-- Opening Marker --

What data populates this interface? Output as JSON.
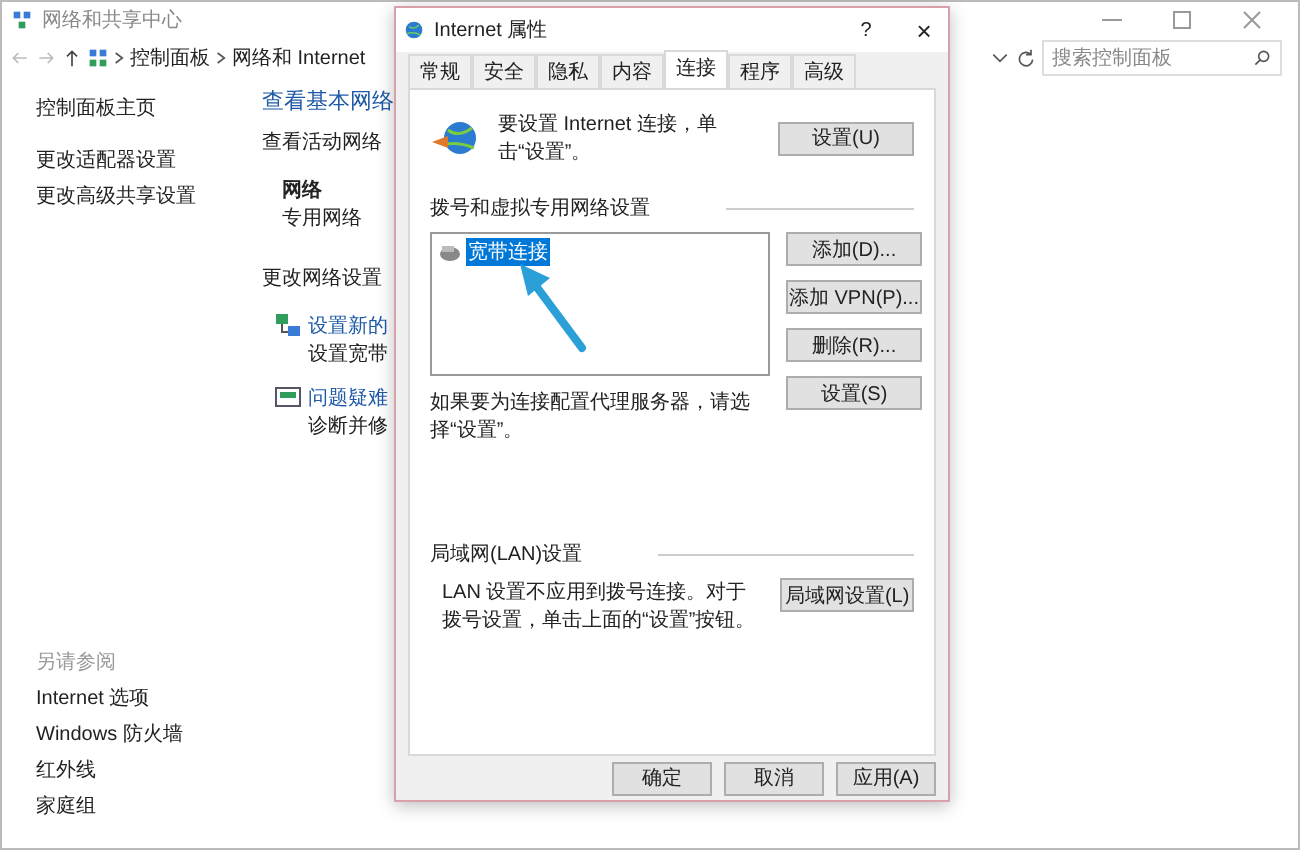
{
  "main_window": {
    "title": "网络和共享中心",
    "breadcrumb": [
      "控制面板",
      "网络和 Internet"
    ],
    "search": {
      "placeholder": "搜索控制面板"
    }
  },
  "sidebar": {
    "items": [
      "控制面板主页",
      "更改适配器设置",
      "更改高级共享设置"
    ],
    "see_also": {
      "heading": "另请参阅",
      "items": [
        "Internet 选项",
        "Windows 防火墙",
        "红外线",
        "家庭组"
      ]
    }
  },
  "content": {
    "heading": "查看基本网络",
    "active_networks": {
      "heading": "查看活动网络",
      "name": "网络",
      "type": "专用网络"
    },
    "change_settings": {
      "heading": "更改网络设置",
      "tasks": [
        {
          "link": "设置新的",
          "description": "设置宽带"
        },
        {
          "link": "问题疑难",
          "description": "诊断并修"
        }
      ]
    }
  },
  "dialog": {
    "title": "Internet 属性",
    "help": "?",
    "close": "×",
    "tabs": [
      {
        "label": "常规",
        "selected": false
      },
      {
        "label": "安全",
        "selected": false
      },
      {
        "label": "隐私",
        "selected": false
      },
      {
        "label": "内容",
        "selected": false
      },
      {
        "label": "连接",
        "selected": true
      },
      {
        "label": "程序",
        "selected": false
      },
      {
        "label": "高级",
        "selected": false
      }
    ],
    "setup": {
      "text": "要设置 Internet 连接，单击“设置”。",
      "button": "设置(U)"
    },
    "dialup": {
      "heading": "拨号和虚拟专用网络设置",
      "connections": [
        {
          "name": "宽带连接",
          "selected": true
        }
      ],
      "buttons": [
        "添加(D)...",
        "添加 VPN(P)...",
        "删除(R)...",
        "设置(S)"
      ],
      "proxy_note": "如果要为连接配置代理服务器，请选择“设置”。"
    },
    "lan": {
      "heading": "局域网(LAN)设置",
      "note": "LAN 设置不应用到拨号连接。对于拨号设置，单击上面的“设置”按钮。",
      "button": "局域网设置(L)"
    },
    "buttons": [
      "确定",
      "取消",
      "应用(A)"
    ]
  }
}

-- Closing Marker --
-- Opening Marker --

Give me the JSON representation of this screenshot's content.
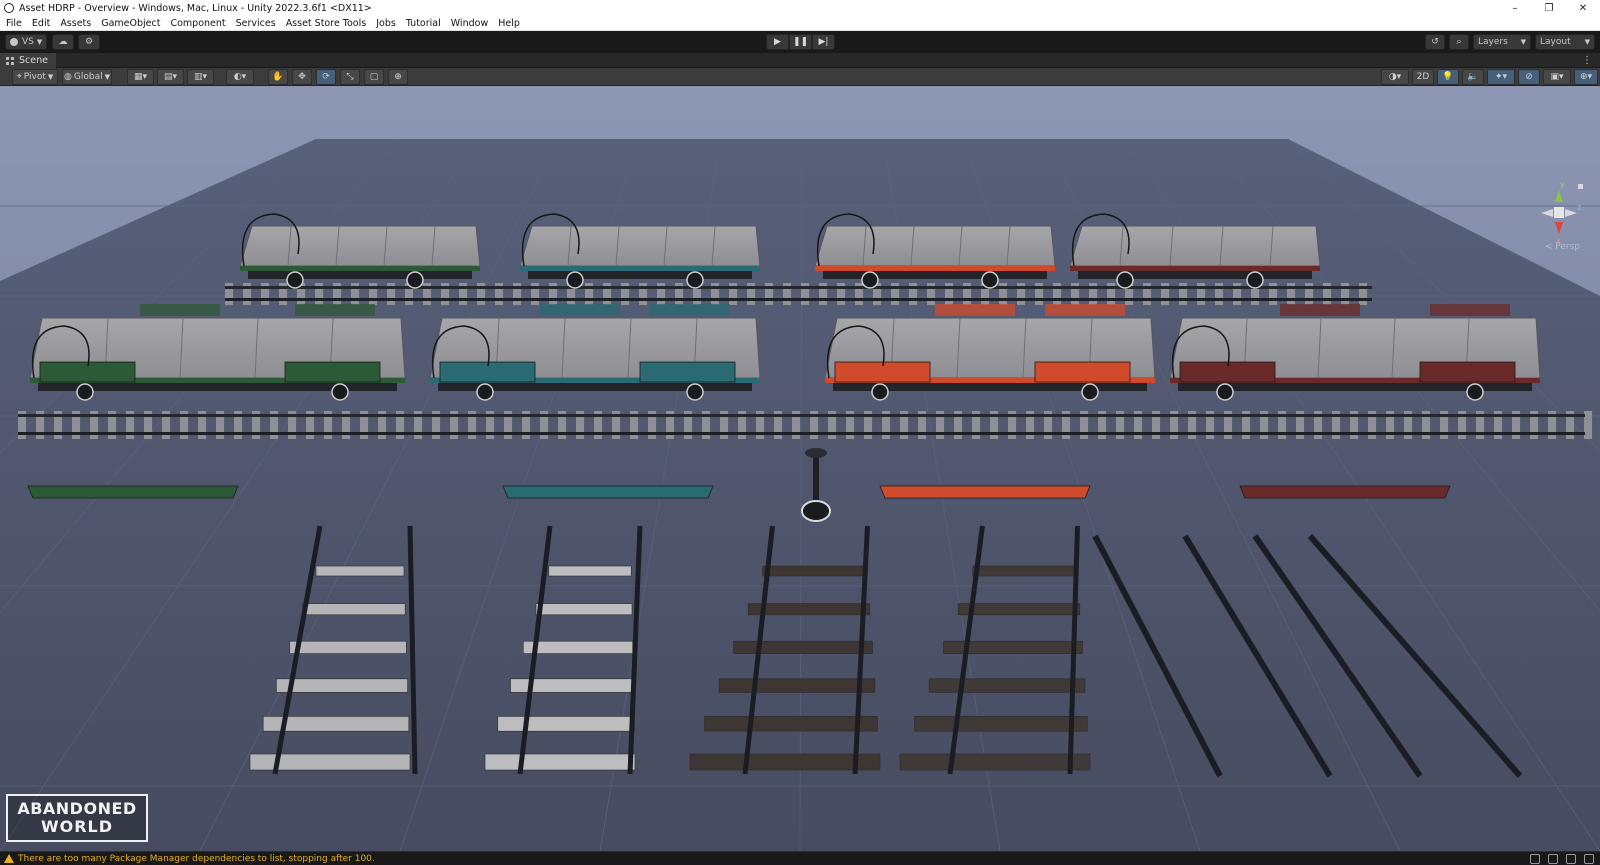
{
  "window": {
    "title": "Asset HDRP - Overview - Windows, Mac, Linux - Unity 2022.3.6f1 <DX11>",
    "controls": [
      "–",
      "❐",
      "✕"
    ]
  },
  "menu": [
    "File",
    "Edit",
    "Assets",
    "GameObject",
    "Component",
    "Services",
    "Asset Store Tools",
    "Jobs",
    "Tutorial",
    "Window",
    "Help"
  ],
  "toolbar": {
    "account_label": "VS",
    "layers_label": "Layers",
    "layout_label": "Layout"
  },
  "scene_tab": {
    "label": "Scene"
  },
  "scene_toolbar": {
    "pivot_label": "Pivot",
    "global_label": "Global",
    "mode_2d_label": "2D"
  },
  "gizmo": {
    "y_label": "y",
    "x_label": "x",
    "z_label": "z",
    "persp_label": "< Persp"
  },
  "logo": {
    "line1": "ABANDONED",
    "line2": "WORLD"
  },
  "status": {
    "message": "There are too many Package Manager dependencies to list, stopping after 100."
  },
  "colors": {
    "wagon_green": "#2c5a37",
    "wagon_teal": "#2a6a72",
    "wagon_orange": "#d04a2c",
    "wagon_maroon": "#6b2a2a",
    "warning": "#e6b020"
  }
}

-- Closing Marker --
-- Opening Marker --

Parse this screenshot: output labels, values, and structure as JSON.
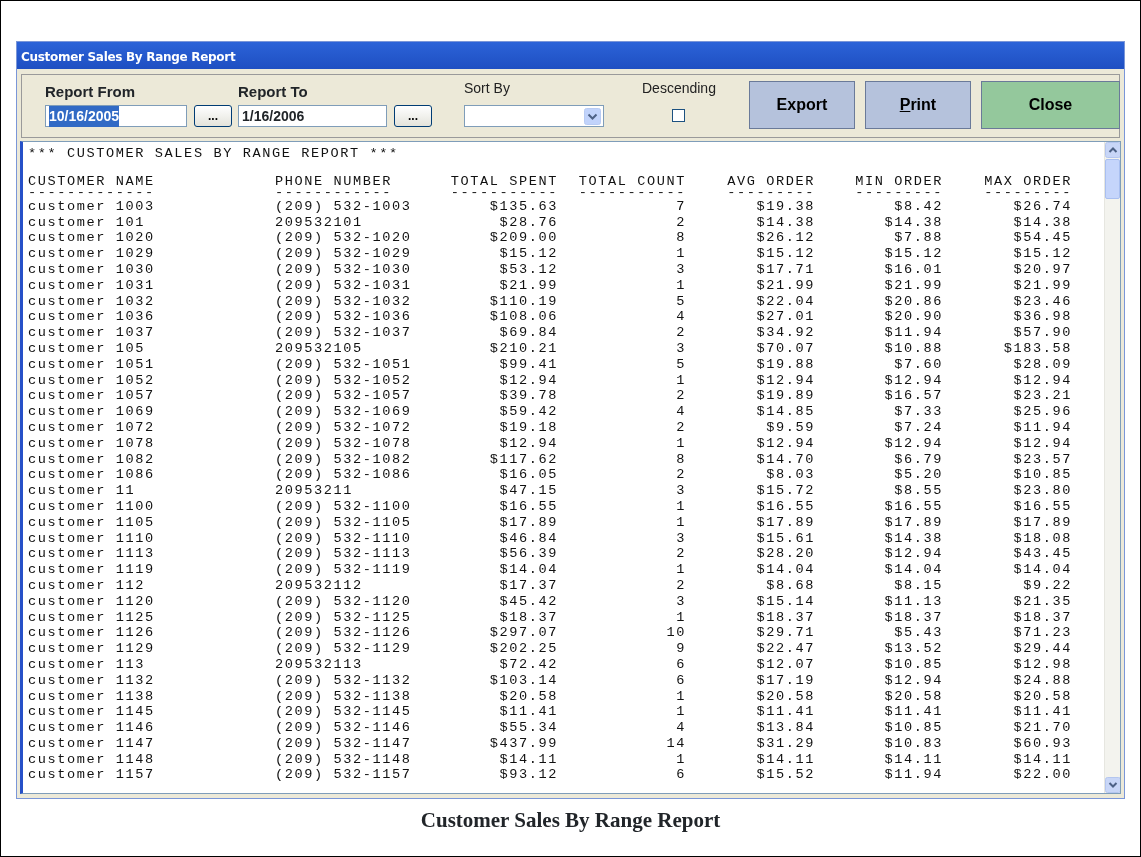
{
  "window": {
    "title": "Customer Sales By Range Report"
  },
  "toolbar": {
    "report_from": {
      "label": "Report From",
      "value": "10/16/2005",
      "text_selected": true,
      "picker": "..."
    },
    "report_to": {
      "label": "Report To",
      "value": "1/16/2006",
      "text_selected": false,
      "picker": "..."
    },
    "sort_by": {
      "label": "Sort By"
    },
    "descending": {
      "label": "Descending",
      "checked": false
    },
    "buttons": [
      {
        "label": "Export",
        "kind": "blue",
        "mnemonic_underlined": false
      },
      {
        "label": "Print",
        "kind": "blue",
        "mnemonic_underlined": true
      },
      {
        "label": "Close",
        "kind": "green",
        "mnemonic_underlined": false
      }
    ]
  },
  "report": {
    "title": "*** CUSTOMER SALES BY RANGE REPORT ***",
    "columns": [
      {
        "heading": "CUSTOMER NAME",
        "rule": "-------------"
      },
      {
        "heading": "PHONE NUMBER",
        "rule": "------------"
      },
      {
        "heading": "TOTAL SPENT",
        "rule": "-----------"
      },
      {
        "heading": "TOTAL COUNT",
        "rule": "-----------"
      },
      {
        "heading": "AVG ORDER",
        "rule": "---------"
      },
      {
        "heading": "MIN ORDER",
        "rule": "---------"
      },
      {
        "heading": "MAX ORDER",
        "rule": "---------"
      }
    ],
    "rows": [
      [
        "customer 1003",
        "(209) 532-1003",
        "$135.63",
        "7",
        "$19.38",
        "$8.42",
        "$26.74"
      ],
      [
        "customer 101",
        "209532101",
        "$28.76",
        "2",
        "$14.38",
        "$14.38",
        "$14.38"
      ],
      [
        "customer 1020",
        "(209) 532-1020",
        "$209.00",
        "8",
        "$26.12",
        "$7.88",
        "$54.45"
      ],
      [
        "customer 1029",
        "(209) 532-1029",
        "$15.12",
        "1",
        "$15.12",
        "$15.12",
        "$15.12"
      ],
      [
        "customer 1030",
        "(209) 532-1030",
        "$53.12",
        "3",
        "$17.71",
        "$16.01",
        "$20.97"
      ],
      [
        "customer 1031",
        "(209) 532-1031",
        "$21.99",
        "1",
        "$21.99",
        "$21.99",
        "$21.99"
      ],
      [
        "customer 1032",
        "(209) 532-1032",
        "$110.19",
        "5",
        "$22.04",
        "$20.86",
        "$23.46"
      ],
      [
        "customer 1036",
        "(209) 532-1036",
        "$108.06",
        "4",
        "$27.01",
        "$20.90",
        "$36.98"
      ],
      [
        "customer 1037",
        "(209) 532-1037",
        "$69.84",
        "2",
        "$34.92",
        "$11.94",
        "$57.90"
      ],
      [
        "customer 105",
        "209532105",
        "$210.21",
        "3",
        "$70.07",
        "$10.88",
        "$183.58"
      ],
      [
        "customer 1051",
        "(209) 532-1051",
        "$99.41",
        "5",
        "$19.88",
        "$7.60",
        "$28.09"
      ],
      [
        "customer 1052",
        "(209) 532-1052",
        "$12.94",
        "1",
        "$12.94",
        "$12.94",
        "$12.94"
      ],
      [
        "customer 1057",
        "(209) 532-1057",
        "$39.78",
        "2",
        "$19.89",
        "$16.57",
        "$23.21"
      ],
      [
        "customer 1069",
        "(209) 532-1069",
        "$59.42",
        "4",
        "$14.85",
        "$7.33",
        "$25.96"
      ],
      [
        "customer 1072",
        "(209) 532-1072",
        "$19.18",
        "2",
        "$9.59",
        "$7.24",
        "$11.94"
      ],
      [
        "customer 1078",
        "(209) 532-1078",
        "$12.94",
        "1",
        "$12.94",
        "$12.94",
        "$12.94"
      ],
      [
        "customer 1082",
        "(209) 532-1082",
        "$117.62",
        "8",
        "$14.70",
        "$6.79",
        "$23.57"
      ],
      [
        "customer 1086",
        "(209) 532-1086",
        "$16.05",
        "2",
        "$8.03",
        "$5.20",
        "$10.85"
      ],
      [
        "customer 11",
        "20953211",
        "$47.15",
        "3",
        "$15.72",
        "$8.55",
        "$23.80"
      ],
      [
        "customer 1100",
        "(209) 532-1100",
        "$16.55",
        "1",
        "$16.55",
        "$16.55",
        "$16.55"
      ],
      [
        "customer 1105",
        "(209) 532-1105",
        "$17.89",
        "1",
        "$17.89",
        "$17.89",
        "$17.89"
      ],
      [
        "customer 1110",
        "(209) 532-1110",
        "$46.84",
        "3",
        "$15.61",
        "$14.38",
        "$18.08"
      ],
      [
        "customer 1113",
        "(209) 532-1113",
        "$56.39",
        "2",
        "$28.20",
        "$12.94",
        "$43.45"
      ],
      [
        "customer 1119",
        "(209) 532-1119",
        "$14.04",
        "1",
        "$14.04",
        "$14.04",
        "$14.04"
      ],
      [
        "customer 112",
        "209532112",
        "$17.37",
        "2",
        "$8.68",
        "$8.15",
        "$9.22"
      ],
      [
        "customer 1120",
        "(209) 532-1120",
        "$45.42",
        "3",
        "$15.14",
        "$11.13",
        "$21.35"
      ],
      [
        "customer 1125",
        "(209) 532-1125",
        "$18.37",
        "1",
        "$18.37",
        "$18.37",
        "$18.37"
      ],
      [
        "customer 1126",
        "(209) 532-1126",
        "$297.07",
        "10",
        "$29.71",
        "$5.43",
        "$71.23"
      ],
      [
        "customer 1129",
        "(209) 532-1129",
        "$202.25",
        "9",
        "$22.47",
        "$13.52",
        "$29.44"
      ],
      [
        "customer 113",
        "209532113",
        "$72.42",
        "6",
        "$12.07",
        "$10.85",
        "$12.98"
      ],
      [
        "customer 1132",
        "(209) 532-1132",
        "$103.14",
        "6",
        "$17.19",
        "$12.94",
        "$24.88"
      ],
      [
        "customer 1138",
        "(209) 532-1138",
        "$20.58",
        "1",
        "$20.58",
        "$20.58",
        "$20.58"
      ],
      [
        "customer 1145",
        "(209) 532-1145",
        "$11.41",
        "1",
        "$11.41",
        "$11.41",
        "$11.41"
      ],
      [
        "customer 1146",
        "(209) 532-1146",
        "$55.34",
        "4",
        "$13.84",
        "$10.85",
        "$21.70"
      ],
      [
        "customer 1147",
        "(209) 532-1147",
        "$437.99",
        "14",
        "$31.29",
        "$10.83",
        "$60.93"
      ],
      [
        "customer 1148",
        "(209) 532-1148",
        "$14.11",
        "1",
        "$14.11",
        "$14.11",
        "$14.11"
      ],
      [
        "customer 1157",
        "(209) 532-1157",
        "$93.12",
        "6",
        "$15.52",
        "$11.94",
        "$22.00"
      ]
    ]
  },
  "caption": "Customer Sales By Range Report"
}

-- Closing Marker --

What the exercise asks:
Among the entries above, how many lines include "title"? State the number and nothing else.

Answer space:
5